I found that when mixed in with others, my otherwise very vocal and very charismatic peers of color were not so comfortable expressing their Black pride. I will make no judgments as to why. I have several leads, but one article does not give me the space to divulge. I will say that all this leads me to the decision some may find offensive.
As long as I am buying their toys, my daughters will not play with white dolls.
Now before you call me a racist or a prejudice person, hear me out. I am not saying that my daughters cannot play with non-African American children. The exact opposite is true. Most of our social engagements involve non-African American persons. We are the only African Americans in our residential complex. Also, the parks, grocery stores, doctor’s offices, shopping malls, museums, and restaurants we frequent are primarily inhabited by non-African Americans. Excluding family events and church, we rarely see Black people.
For this reason, I think that it is very important for our girls to get acclimated with who they are racially and culturally speaking. Filtering their toys and media entertainment is one way of ensuring that they do so.

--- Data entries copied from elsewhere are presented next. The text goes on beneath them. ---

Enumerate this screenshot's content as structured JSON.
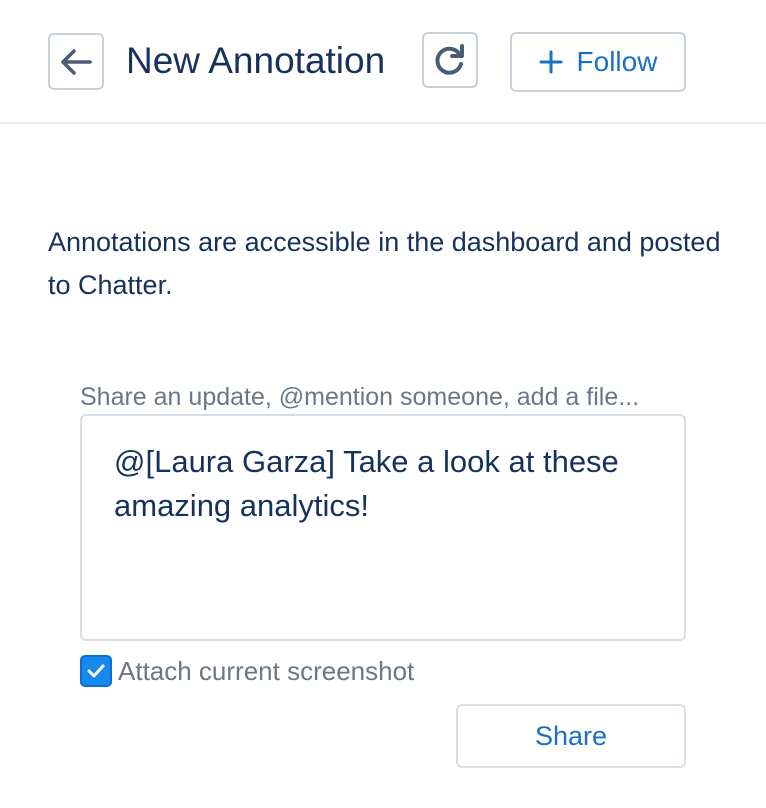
{
  "header": {
    "title": "New Annotation",
    "back_icon": "arrow-left-icon",
    "refresh_icon": "refresh-icon",
    "follow": {
      "icon": "plus-icon",
      "label": "Follow"
    }
  },
  "main": {
    "description": "Annotations are accessible in the dashboard and posted to Chatter.",
    "composer": {
      "placeholder": "Share an update, @mention someone, add a file...",
      "value": "@[Laura Garza] Take a look at these amazing analytics!"
    },
    "attach": {
      "checked": true,
      "label": "Attach current screenshot"
    },
    "share_label": "Share"
  },
  "colors": {
    "text": "#16325c",
    "accent": "#1b6fc7",
    "checkbox": "#1589ee",
    "border": "#c9d1db",
    "muted_text": "#6b7785"
  }
}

“The Doll Test” I mentioned earlier comes by way of two African American psychologists, Kenneth and Mamie Clark, husband and wife, who conducted a study in the 1940’s to test the psychological effects of segregation on children of color. Their findings would eventually be used in the famous school desegregation case, Brown v. The Board of Education.
I know what you are thinking: that was over 60 years ago! Schools are no longer segregated, Zendaya has her own television show and Dora and Doc McStuffins pop.
You are right, however, as recently as 2010, CNN reconducted the Clark study to find:
“Nearly 60 years after American schools were desegregated by the landmark Brown v. Board of Education ruling, and more than a year after the election of the country’s first Black president, white children have an overwhelming white bias, and black children also have a bias toward white, according to a new study commissioned by CNN.”
At the time of The Clark’s study, in the 1940’s, Black dolls did not even exist. They were forced to paint white dolls Black in order to conduct the experiment. Nearly 60 years later, there are Black dolls available, but the results are still the same: mainstream media and imagery in America promotes low self-esteem for children of color/darker hues.
I know that I will be successful teaching my girls everything that was taught to me regarding Black history, pride and culture. But no matter what I do in our home and with them socially, they will still encounter a media and entertainment world from books, to magazines, film, and TV that does not over supply them with positive imagery of their own reflection. As their mother and a happily brown colored woman, it is my duty to filter their atmosphere with as much reinforcement of positive imagery as possible. My Black girls will play with Black dolls only.
Clarissa Joan is a spiritual life coach and editor-in-chief of The Clarissa Joan Experience. She resides in Philadelphia with her husband, their two girls, and a yorkie named Ace. Clarissa is also an expert in impact investing. She is the Communications Associate at Impact America Fund.